Motor City Pride chairman Dave Wait said: "It's too bad that 10-12 people, mostly from out of town, who talk with hate came to an event to try to damper what 50,000 others are looking for: A quality time, and a true positive celebration."
Members of the Nazi group were openly carrying firearms — which is legal in Michigan — while they traded barbs with counter-protesters described by Craig as "an Antifa group."
The chief said Detroit officers were successfully able to keep the two groups apart, "and no one got hurt," he said.
"When (the Nazis) arrived, five of their members were armed; two with long guns and three with handguns," Craig said. "They were open-carrying.

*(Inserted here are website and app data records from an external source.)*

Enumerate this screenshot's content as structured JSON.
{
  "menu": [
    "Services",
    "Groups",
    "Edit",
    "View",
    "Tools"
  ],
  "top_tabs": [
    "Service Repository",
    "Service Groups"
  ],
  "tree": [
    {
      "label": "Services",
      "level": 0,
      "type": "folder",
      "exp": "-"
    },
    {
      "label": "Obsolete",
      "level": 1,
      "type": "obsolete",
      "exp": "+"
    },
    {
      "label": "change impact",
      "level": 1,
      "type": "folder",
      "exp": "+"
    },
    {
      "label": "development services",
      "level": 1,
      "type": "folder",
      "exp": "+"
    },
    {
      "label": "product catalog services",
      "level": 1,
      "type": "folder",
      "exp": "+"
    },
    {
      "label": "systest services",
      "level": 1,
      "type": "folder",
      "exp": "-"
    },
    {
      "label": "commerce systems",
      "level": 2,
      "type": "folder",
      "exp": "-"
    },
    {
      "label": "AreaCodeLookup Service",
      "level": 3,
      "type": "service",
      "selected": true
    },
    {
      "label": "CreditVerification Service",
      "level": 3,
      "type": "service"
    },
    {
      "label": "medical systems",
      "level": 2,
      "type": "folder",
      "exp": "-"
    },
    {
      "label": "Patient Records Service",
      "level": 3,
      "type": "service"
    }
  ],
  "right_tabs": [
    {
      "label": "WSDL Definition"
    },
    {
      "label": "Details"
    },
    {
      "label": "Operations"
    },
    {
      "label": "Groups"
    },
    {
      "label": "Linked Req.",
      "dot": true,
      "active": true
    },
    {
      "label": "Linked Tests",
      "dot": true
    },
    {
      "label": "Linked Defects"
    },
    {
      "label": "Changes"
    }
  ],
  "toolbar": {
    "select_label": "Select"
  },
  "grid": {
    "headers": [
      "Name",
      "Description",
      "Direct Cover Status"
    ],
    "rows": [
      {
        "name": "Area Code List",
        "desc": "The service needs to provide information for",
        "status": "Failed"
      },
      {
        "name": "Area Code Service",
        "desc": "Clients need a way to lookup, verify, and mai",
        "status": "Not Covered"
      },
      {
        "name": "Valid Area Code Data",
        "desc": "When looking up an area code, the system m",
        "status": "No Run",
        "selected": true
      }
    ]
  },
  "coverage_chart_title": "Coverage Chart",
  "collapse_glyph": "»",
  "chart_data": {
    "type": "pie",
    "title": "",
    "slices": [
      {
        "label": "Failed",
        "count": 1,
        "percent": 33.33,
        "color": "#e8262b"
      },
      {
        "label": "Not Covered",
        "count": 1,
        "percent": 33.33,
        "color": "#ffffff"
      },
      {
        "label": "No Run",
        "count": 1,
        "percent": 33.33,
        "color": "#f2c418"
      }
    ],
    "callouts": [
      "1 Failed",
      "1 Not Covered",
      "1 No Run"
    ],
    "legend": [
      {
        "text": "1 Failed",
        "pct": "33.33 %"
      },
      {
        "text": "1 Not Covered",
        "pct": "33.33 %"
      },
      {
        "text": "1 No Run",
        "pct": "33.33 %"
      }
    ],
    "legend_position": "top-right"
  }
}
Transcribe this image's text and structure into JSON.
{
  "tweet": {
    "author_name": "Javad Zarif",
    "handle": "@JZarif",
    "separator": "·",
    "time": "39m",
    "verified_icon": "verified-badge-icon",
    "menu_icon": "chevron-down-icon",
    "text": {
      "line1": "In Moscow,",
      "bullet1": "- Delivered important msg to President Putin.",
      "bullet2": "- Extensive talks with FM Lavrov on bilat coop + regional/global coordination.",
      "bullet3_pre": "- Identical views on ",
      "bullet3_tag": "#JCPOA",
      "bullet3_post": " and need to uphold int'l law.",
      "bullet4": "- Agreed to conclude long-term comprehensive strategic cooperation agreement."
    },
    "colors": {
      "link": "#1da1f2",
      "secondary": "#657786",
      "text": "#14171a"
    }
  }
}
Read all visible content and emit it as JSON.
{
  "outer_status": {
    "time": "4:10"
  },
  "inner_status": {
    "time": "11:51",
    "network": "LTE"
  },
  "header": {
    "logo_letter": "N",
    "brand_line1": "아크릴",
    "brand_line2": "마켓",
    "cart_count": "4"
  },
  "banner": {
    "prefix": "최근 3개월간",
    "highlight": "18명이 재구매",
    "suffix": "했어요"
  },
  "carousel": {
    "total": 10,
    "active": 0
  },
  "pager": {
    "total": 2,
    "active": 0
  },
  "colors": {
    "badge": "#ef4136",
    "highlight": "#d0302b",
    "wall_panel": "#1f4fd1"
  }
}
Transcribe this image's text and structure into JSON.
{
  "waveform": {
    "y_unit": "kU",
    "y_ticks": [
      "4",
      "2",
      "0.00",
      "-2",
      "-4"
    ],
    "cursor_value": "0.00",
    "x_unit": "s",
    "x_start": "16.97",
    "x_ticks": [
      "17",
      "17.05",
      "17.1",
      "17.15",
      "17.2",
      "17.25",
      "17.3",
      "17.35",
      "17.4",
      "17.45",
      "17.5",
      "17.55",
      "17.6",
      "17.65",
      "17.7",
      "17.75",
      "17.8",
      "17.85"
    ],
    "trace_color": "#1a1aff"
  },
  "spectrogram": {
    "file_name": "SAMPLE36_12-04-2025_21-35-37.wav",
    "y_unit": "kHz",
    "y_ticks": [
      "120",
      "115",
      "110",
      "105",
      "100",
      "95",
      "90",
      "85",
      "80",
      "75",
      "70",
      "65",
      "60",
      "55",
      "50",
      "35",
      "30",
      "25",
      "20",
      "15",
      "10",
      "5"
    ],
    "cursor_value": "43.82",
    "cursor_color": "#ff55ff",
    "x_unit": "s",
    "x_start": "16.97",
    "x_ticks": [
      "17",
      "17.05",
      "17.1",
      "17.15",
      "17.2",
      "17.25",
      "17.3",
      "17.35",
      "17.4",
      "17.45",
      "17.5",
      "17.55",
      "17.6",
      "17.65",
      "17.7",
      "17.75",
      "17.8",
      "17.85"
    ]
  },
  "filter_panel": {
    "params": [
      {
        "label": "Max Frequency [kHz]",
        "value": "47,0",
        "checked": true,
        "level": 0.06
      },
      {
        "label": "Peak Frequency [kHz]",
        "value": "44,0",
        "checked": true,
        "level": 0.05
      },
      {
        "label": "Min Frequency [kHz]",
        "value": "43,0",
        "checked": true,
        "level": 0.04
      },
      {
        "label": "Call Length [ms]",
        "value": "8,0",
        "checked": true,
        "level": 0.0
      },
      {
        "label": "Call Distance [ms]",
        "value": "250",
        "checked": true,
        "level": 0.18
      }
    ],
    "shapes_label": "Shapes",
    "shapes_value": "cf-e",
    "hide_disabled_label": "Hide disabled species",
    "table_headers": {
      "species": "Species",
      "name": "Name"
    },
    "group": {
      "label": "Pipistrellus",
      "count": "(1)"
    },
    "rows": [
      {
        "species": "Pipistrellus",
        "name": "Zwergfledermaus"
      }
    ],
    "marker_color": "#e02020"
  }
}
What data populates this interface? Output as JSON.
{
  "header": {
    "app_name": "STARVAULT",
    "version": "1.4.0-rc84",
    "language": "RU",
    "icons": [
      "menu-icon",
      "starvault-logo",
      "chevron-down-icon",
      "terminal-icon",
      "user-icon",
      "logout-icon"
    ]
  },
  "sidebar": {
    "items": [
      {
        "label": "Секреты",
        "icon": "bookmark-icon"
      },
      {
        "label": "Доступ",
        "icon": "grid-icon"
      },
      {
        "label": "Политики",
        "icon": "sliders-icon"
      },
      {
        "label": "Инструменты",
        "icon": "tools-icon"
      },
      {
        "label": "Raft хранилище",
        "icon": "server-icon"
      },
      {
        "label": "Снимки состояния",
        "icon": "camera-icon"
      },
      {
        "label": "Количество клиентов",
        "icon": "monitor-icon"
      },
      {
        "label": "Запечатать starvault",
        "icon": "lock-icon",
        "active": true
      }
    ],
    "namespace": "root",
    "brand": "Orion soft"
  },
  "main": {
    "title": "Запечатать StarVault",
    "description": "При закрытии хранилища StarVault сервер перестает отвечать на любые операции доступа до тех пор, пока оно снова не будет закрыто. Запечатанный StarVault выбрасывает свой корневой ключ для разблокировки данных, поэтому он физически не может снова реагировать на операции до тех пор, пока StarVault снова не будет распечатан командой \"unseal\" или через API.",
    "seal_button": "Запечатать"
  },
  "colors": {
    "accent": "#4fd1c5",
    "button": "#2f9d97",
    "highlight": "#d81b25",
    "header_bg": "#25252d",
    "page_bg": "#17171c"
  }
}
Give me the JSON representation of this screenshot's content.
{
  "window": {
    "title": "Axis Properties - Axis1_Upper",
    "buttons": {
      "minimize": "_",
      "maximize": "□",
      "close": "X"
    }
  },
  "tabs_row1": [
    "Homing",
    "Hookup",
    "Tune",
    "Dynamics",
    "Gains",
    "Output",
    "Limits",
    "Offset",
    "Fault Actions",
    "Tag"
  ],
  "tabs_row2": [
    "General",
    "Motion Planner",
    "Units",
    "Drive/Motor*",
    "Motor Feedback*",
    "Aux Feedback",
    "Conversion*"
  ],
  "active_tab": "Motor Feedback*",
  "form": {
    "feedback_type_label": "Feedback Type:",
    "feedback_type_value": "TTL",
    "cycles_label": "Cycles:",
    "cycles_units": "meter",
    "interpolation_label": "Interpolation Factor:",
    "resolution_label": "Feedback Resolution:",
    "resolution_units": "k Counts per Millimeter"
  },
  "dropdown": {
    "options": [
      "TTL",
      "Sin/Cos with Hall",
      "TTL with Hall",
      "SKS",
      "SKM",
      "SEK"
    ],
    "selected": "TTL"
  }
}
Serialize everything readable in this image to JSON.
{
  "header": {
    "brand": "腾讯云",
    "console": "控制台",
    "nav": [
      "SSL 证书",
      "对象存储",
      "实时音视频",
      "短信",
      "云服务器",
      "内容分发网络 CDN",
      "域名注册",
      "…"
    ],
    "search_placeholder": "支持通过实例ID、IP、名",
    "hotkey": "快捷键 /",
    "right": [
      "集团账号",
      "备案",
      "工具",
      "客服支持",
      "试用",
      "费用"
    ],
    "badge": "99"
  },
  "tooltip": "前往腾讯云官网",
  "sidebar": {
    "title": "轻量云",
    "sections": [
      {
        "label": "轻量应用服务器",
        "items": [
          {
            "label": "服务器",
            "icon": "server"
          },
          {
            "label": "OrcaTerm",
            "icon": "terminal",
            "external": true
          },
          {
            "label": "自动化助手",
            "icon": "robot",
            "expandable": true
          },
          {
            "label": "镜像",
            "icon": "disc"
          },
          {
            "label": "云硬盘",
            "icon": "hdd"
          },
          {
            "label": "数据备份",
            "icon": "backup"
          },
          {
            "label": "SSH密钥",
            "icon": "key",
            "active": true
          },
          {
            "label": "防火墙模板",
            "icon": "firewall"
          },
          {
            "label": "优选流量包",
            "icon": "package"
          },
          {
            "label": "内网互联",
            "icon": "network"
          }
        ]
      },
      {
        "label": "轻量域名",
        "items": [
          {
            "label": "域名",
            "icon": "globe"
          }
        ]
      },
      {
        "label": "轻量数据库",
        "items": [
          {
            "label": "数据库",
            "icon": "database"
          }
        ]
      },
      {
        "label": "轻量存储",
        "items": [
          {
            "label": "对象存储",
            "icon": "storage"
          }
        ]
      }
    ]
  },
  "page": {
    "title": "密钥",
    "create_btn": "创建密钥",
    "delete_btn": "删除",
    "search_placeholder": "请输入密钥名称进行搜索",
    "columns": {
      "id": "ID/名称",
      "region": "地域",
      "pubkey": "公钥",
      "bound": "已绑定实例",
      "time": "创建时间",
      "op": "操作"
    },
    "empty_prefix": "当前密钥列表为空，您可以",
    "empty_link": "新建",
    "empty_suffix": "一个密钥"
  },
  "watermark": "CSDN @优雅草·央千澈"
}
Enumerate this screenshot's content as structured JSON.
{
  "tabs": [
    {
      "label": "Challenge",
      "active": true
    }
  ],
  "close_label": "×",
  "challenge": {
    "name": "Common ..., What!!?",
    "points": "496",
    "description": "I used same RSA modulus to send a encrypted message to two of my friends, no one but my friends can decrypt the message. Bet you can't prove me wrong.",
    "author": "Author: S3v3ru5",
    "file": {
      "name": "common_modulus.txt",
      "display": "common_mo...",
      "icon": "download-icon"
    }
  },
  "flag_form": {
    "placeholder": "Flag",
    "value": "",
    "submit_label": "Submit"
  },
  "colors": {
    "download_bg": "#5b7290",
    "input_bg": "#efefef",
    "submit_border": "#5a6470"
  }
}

"I'm told through our intelligence sources (the Nazis) wanted (Charlottesville 2.0)," Craig said. "We knew we wanted to be properly staffed, and we were.
"Both groups were taunting our officers with racial epithets," Craig said, adding there were about 15 Nazis and "15-20" counter-protesters who were "masked-up and referring to our African American officers inappropriately."
"The one group (the Nazis) was armed," Craig said. "We didn't want the opposing group to assault them and respond in a way that would be violent."
Detroit police have received criticism for appearing to escort members of the Nazi group from the scene, but Craig said the officers were merely trying to keep the peace.
"We took no sides; we communicated with both groups, and we didn't have an uprising," the chief said.
Wait said he was happy with the police response.
"I feel the police did a good job," he said. "Their goal was to keep our festival patrons safe to make sure the two groups didn't interact. I appreciate the support of the police.
"It's unusual; haven't had protests like this in the past," Wait said. "But there are always a few haters out there."
Craig said members of the Nazi group threatened to burn a rainbow flag that's emblematic of the LGBT community.
"They were told, 'if you do, you'll be arrested,'" Craig said. "They did tear the flag."
The Nazis also desecrated an Israeli flag, according to video of the rally posted online.
Craig added since the flag was their property, they were within their rights to destroy it, as long as they didn't set it on fire.
"(The Nazis) had their attorney present, and they had cameras," Craig said. "According to our intelligence, they were hoping because of open carry (laws) they were frankly trying to bait this police department and bait the other side," Craig said.
"The opposing group was trying to bait our officers as well," Craig said. "Both groups were wrong.
"Everyone has a right to free speech, but you don’t have a right to engage in unlawful conduct," Craig said. "I applaud the Detroit Police Department for keeping the peace."
Wait said the Nazis "failed at everything they tried to do."
"They failed to get into our event," he said. "They failed to disrupt our event. Everyone had a great time, so they failed."